#### DATA IN THIS EXERCISE

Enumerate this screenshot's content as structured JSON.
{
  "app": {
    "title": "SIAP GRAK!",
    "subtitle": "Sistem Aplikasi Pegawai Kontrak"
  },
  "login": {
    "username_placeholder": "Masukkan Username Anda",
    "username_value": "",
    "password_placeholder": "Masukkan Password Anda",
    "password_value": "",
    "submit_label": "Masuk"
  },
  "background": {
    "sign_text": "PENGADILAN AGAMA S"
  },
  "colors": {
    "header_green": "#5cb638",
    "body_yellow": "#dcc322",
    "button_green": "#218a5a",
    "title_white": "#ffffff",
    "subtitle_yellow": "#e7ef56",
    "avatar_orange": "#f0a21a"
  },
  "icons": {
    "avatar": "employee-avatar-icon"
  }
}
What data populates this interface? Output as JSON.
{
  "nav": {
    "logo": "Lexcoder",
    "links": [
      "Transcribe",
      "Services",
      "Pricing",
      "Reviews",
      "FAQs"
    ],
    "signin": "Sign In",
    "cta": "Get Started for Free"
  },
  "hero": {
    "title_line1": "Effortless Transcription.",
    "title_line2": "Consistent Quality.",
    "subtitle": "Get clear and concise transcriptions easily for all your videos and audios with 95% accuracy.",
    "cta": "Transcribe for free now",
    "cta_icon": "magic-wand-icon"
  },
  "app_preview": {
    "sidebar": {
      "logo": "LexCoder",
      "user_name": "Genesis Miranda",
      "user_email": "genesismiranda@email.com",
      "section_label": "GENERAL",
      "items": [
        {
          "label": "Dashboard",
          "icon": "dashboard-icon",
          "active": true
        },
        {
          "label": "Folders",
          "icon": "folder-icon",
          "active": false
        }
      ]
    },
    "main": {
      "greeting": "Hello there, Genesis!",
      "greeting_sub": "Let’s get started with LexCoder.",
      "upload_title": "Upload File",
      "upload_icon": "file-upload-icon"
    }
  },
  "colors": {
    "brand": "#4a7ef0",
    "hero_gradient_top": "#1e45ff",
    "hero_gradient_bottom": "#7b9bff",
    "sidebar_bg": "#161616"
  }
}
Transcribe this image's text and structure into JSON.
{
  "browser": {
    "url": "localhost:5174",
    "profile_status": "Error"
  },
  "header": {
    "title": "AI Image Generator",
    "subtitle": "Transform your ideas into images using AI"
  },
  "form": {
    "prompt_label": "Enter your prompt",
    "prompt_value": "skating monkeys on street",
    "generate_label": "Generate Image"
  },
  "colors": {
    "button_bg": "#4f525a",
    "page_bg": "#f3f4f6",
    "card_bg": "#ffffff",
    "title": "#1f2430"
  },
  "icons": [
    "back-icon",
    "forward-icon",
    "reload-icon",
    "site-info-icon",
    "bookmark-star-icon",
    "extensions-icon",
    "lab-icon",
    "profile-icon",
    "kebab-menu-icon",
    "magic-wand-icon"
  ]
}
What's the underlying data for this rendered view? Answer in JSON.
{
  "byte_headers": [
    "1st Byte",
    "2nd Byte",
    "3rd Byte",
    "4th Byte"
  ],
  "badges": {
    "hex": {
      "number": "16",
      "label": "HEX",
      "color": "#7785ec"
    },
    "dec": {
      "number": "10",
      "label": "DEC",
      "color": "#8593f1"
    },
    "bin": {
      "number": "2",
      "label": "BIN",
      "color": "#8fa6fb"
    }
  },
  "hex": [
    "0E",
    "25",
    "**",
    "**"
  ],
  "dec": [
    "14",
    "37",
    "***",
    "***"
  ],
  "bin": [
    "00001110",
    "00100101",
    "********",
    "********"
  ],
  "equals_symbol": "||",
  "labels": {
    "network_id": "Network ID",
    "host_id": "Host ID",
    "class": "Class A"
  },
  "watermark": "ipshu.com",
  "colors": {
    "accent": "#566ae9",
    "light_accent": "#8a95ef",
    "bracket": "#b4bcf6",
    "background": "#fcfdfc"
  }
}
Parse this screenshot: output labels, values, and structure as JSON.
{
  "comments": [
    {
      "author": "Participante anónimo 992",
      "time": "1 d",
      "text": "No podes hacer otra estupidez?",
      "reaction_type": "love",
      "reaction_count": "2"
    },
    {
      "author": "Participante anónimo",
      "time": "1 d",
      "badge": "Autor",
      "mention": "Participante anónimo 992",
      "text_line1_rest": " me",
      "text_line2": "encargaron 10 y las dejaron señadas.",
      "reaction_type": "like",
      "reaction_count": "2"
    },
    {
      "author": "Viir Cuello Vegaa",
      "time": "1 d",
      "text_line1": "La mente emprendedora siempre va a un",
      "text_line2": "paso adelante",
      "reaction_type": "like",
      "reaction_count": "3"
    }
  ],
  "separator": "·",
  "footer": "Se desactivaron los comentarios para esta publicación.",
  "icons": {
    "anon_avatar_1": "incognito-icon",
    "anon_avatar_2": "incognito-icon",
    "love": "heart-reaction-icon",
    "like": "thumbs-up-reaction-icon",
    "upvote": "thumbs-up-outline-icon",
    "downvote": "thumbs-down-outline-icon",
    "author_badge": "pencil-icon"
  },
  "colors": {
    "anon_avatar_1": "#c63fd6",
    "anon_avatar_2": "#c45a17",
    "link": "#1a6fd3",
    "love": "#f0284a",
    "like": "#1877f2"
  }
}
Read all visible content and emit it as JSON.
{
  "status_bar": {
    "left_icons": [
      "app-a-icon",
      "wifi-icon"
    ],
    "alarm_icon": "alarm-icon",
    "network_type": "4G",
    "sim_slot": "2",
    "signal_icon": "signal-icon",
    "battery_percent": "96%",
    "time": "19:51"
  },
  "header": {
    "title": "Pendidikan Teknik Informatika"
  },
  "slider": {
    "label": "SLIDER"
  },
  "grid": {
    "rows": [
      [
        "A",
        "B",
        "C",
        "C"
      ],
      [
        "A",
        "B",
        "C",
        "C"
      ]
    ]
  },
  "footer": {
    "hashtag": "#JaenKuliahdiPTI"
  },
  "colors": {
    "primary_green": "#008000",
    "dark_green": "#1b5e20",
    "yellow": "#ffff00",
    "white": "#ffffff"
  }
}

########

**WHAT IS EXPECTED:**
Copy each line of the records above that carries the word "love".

**TASK RESULT:**
      "reaction_type": "love",
    "love": "heart-reaction-icon",
    "love": "#f0284a",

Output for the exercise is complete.